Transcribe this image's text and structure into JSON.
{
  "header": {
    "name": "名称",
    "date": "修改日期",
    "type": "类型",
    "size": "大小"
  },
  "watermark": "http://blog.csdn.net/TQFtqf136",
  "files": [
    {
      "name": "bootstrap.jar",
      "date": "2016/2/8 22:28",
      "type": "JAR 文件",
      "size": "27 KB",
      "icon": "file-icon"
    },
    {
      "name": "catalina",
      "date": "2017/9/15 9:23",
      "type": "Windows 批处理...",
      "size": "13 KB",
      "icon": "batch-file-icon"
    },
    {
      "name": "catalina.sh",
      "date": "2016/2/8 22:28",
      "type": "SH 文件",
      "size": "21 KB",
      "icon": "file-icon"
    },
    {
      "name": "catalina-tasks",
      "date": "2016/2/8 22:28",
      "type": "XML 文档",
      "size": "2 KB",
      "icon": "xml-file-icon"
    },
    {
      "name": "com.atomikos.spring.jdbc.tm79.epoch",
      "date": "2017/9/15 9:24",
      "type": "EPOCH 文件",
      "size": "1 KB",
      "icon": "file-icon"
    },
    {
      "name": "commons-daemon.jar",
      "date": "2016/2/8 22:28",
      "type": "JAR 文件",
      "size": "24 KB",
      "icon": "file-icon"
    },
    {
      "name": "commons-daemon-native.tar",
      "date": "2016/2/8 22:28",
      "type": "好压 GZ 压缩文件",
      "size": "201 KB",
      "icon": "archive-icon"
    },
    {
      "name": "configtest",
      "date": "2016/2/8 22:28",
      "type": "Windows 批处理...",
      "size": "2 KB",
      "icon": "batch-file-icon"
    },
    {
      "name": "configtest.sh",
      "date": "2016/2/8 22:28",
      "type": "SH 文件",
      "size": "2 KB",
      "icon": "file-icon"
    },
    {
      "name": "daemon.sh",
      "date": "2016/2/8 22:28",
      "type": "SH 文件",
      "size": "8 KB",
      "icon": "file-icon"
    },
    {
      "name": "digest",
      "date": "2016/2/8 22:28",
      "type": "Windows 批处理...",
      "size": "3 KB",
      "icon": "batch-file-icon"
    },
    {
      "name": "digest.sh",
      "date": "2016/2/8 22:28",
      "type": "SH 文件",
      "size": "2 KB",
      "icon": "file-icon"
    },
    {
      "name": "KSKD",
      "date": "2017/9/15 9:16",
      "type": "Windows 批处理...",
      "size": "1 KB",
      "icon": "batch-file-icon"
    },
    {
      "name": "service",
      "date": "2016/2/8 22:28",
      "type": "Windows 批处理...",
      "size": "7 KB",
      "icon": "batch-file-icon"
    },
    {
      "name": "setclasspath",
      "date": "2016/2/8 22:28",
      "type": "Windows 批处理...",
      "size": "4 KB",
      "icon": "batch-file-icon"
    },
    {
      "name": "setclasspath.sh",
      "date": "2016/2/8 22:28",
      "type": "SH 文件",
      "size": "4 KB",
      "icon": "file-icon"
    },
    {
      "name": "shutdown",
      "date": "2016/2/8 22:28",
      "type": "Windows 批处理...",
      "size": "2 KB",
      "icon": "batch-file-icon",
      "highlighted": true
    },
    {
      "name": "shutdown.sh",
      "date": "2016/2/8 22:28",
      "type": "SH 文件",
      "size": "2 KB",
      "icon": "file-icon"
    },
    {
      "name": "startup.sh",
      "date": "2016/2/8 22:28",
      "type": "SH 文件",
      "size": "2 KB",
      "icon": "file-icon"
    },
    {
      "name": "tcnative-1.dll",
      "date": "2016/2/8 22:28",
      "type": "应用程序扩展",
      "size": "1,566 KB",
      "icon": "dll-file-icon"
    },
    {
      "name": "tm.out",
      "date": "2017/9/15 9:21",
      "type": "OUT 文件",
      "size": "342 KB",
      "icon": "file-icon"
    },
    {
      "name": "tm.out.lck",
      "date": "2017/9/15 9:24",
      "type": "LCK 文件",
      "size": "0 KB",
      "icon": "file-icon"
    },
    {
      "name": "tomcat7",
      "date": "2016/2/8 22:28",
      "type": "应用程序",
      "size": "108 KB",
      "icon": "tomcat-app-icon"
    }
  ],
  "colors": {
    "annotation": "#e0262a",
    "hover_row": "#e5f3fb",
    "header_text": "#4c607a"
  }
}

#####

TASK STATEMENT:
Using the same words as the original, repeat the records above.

THE ANSWER:
Transcribe this image's text and structure into JSON.
{
  "header": {
    "name": "名称",
    "date": "修改日期",
    "type": "类型",
    "size": "大小"
  },
  "watermark": "http://blog.csdn.net/TQFtqf136",
  "files": [
    {
      "name": "bootstrap.jar",
      "date": "2016/2/8 22:28",
      "type": "JAR 文件",
      "size": "27 KB",
      "icon": "file-icon"
    },
    {
      "name": "catalina",
      "date": "2017/9/15 9:23",
      "type": "Windows 批处理...",
      "size": "13 KB",
      "icon": "batch-file-icon"
    },
    {
      "name": "catalina.sh",
      "date": "2016/2/8 22:28",
      "type": "SH 文件",
      "size": "21 KB",
      "icon": "file-icon"
    },
    {
      "name": "catalina-tasks",
      "date": "2016/2/8 22:28",
      "type": "XML 文档",
      "size": "2 KB",
      "icon": "xml-file-icon"
    },
    {
      "name": "com.atomikos.spring.jdbc.tm79.epoch",
      "date": "2017/9/15 9:24",
      "type": "EPOCH 文件",
      "size": "1 KB",
      "icon": "file-icon"
    },
    {
      "name": "commons-daemon.jar",
      "date": "2016/2/8 22:28",
      "type": "JAR 文件",
      "size": "24 KB",
      "icon": "file-icon"
    },
    {
      "name": "commons-daemon-native.tar",
      "date": "2016/2/8 22:28",
      "type": "好压 GZ 压缩文件",
      "size": "201 KB",
      "icon": "archive-icon"
    },
    {
      "name": "configtest",
      "date": "2016/2/8 22:28",
      "type": "Windows 批处理...",
      "size": "2 KB",
      "icon": "batch-file-icon"
    },
    {
      "name": "configtest.sh",
      "date": "2016/2/8 22:28",
      "type": "SH 文件",
      "size": "2 KB",
      "icon": "file-icon"
    },
    {
      "name": "daemon.sh",
      "date": "2016/2/8 22:28",
      "type": "SH 文件",
      "size": "8 KB",
      "icon": "file-icon"
    },
    {
      "name": "digest",
      "date": "2016/2/8 22:28",
      "type": "Windows 批处理...",
      "size": "3 KB",
      "icon": "batch-file-icon"
    },
    {
      "name": "digest.sh",
      "date": "2016/2/8 22:28",
      "type": "SH 文件",
      "size": "2 KB",
      "icon": "file-icon"
    },
    {
      "name": "KSKD",
      "date": "2017/9/15 9:16",
      "type": "Windows 批处理...",
      "size": "1 KB",
      "icon": "batch-file-icon"
    },
    {
      "name": "service",
      "date": "2016/2/8 22:28",
      "type": "Windows 批处理...",
      "size": "7 KB",
      "icon": "batch-file-icon"
    },
    {
      "name": "setclasspath",
      "date": "2016/2/8 22:28",
      "type": "Windows 批处理...",
      "size": "4 KB",
      "icon": "batch-file-icon"
    },
    {
      "name": "setclasspath.sh",
      "date": "2016/2/8 22:28",
      "type": "SH 文件",
      "size": "4 KB",
      "icon": "file-icon"
    },
    {
      "name": "shutdown",
      "date": "2016/2/8 22:28",
      "type": "Windows 批处理...",
      "size": "2 KB",
      "icon": "batch-file-icon",
      "highlighted": true
    },
    {
      "name": "shutdown.sh",
      "date": "2016/2/8 22:28",
      "type": "SH 文件",
      "size": "2 KB",
      "icon": "file-icon"
    },
    {
      "name": "startup.sh",
      "date": "2016/2/8 22:28",
      "type": "SH 文件",
      "size": "2 KB",
      "icon": "file-icon"
    },
    {
      "name": "tcnative-1.dll",
      "date": "2016/2/8 22:28",
      "type": "应用程序扩展",
      "size": "1,566 KB",
      "icon": "dll-file-icon"
    },
    {
      "name": "tm.out",
      "date": "2017/9/15 9:21",
      "type": "OUT 文件",
      "size": "342 KB",
      "icon": "file-icon"
    },
    {
      "name": "tm.out.lck",
      "date": "2017/9/15 9:24",
      "type": "LCK 文件",
      "size": "0 KB",
      "icon": "file-icon"
    },
    {
      "name": "tomcat7",
      "date": "2016/2/8 22:28",
      "type": "应用程序",
      "size": "108 KB",
      "icon": "tomcat-app-icon"
    }
  ],
  "colors": {
    "annotation": "#e0262a",
    "hover_row": "#e5f3fb",
    "header_text": "#4c607a"
  }
}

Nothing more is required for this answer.